#### Problem details:
Within the data below, copy each line where the string "title" is found.

Records excerpted from a collection:
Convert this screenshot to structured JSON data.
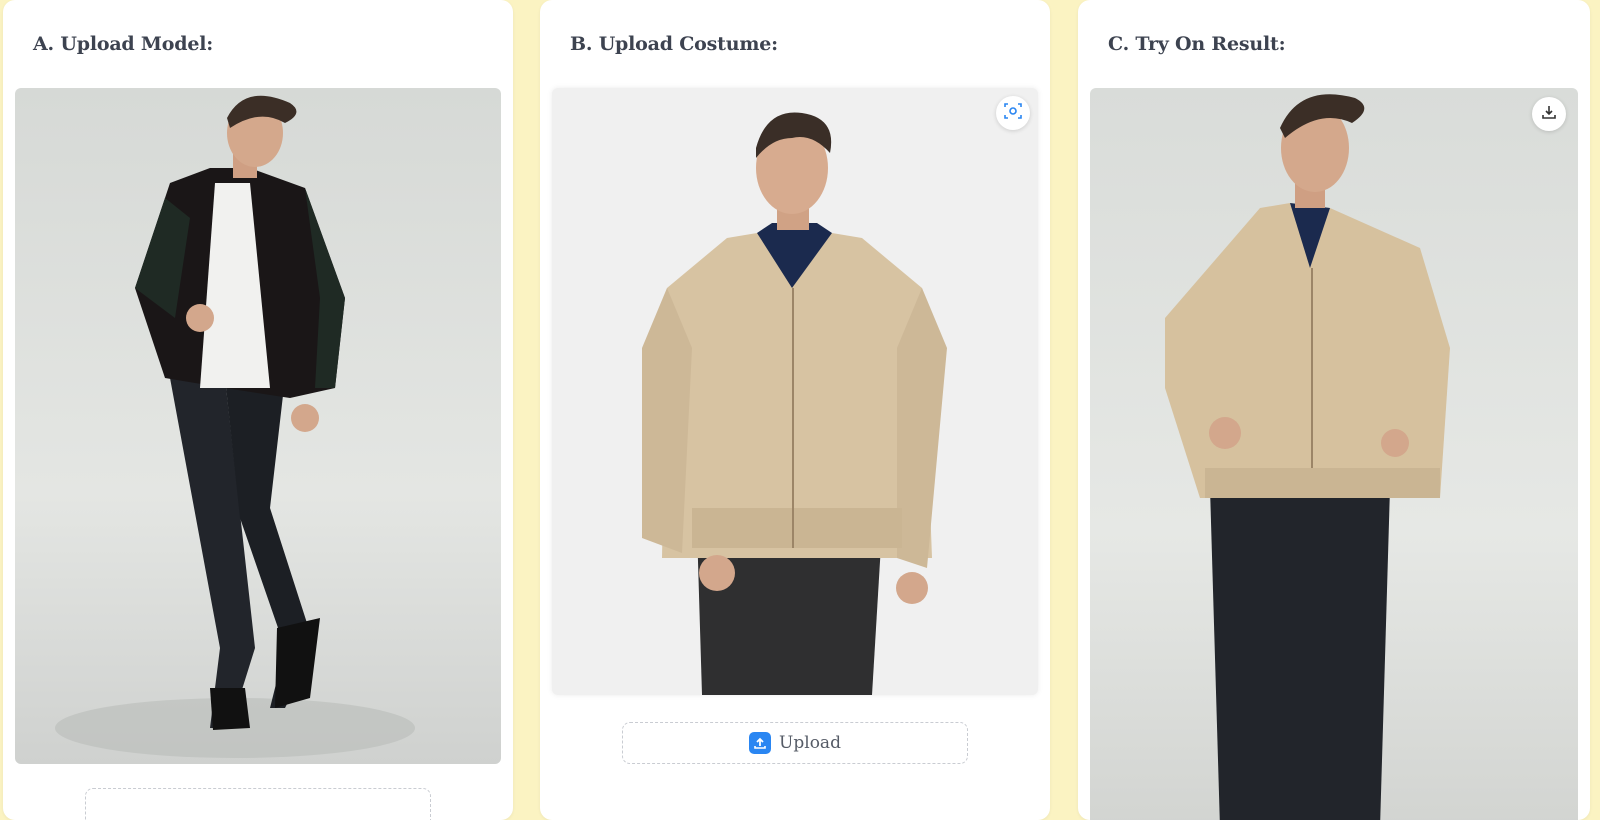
{
  "panels": {
    "model": {
      "title": "A. Upload Model:",
      "image_alt": "model photo",
      "upload_label": ""
    },
    "costume": {
      "title": "B. Upload Costume:",
      "image_alt": "costume photo",
      "upload_label": "Upload"
    },
    "result": {
      "title": "C. Try On Result:",
      "image_alt": "try-on result photo"
    }
  },
  "icons": {
    "costume_corner": "scan-icon",
    "result_corner": "download-icon",
    "upload": "upload-icon"
  },
  "colors": {
    "background": "#fbf3c2",
    "accent": "#2a86f2",
    "title": "#3d4350"
  }
}
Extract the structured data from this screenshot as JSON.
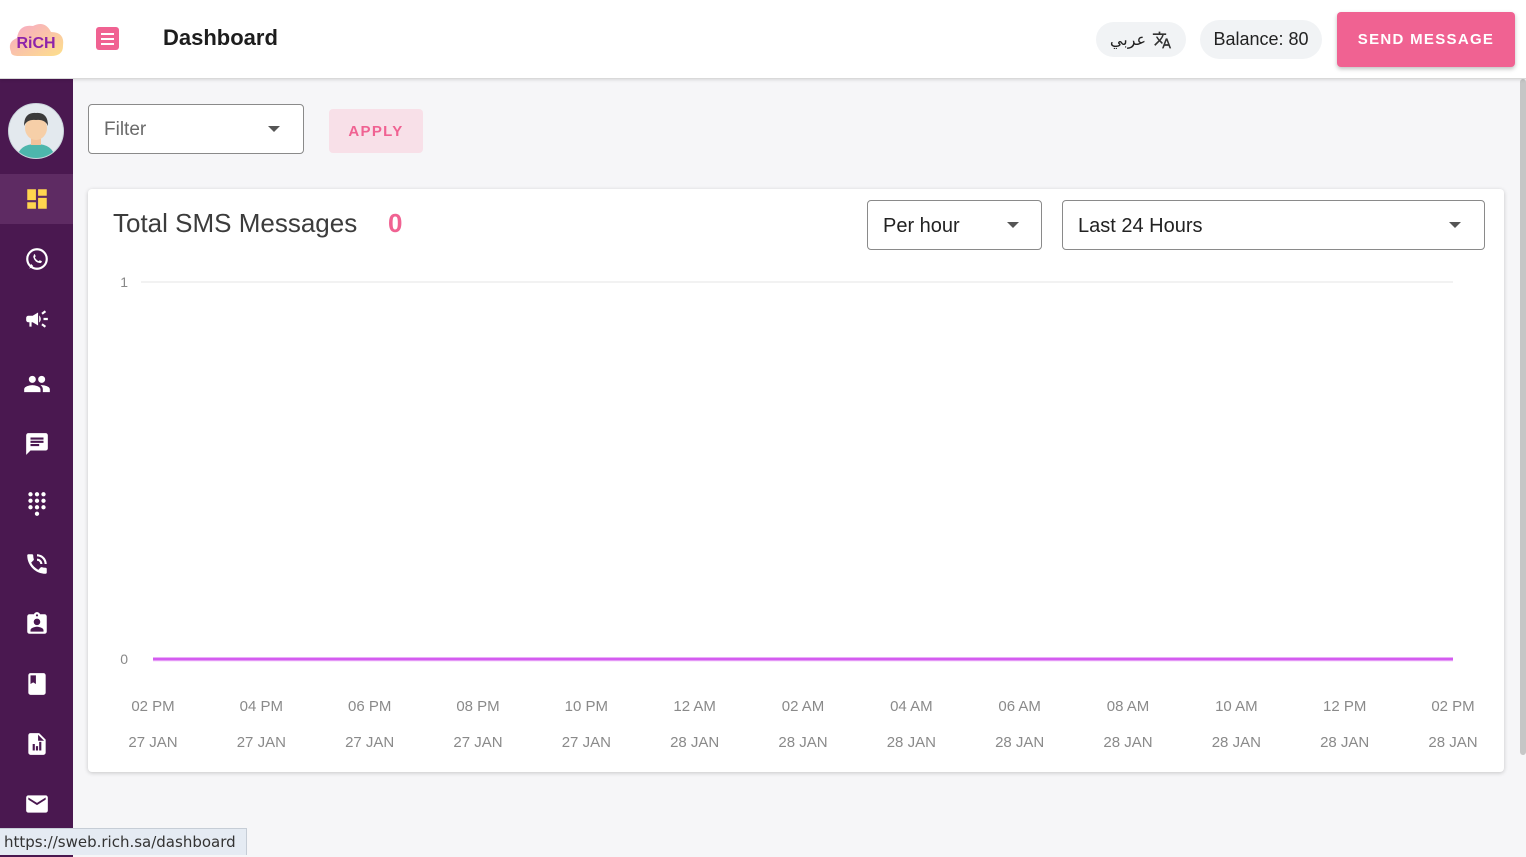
{
  "header": {
    "logo_text": "RiCH",
    "title": "Dashboard",
    "language_label": "عربي",
    "language_icon": "translate-icon",
    "balance": "Balance: 80",
    "send_button": "SEND MESSAGE"
  },
  "sidebar": {
    "items": [
      {
        "icon": "dashboard-icon",
        "active": true
      },
      {
        "icon": "whatsapp-icon",
        "active": false
      },
      {
        "icon": "megaphone-icon",
        "active": false
      },
      {
        "icon": "contacts-group-icon",
        "active": false
      },
      {
        "icon": "chat-message-icon",
        "active": false
      },
      {
        "icon": "dialpad-icon",
        "active": false
      },
      {
        "icon": "phone-call-icon",
        "active": false
      },
      {
        "icon": "clipboard-contact-icon",
        "active": false
      },
      {
        "icon": "book-icon",
        "active": false
      },
      {
        "icon": "report-chart-icon",
        "active": false
      },
      {
        "icon": "email-icon",
        "active": false
      }
    ]
  },
  "filter": {
    "placeholder": "Filter",
    "apply_label": "APPLY"
  },
  "card": {
    "title": "Total SMS Messages",
    "count": "0",
    "interval_select": "Per hour",
    "range_select": "Last 24 Hours"
  },
  "chart_data": {
    "type": "line",
    "x_time": [
      "02 PM",
      "04 PM",
      "06 PM",
      "08 PM",
      "10 PM",
      "12 AM",
      "02 AM",
      "04 AM",
      "06 AM",
      "08 AM",
      "10 AM",
      "12 PM",
      "02 PM"
    ],
    "x_date": [
      "27 JAN",
      "27 JAN",
      "27 JAN",
      "27 JAN",
      "27 JAN",
      "28 JAN",
      "28 JAN",
      "28 JAN",
      "28 JAN",
      "28 JAN",
      "28 JAN",
      "28 JAN",
      "28 JAN"
    ],
    "y_ticks": [
      "1",
      "0"
    ],
    "ylim": [
      0,
      1
    ],
    "series": [
      {
        "values": [
          0,
          0,
          0,
          0,
          0,
          0,
          0,
          0,
          0,
          0,
          0,
          0,
          0
        ],
        "color": "#d45cf0"
      }
    ],
    "grid": true,
    "title": "",
    "xlabel": "",
    "ylabel": ""
  },
  "status_url": "https://sweb.rich.sa/dashboard",
  "colors": {
    "accent": "#f06292",
    "sidebar": "#4a1850",
    "line": "#d45cf0"
  }
}
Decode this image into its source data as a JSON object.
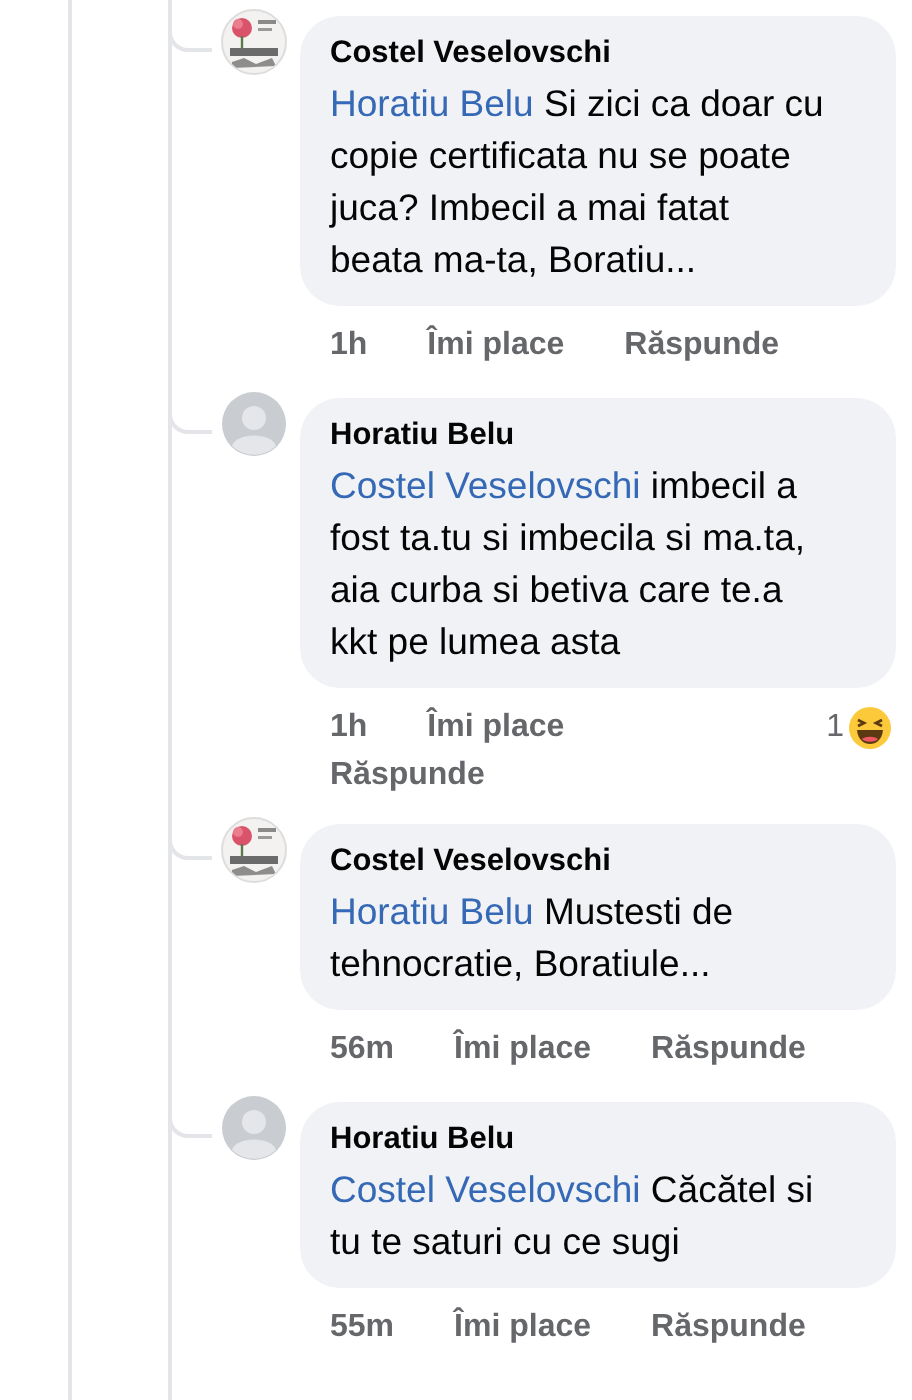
{
  "comments": [
    {
      "author": "Costel Veselovschi",
      "mention": "Horatiu Belu",
      "text": "Si zici ca doar cu copie certificata nu se poate juca? Imbecil a mai fatat beata ma-ta, Boratiu...",
      "time": "1h",
      "like": "Îmi place",
      "reply": "Răspunde"
    },
    {
      "avatar": {
        "kind": "default"
      },
      "author": "Horatiu Belu",
      "mention": "Costel Veselovschi",
      "text": "imbecil a fost ta.tu si imbecila si ma.ta, aia curba si betiva care te.a kkt pe lumea asta",
      "time": "1h",
      "like": "Îmi place",
      "reply": "Răspunde",
      "reaction": {
        "count": "1",
        "kind": "haha"
      }
    },
    {
      "author": "Costel Veselovschi",
      "mention": "Horatiu Belu",
      "text": "Mustesti de tehnocratie, Boratiule...",
      "time": "56m",
      "like": "Îmi place",
      "reply": "Răspunde"
    },
    {
      "avatar": {
        "kind": "default"
      },
      "author": "Horatiu Belu",
      "mention": "Costel Veselovschi",
      "text": "Căcătel si tu te saturi cu ce sugi",
      "time": "55m",
      "like": "Îmi place",
      "reply": "Răspunde"
    }
  ]
}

#### Solved problem:
      "title": "A. Upload Model:",
      "title": "B. Upload Costume:",
      "title": "C. Try On Result:",
    "title": "#3d4350"
    "title": "Dashboard",
    "title": "Total SMS Messages",
    "title": "",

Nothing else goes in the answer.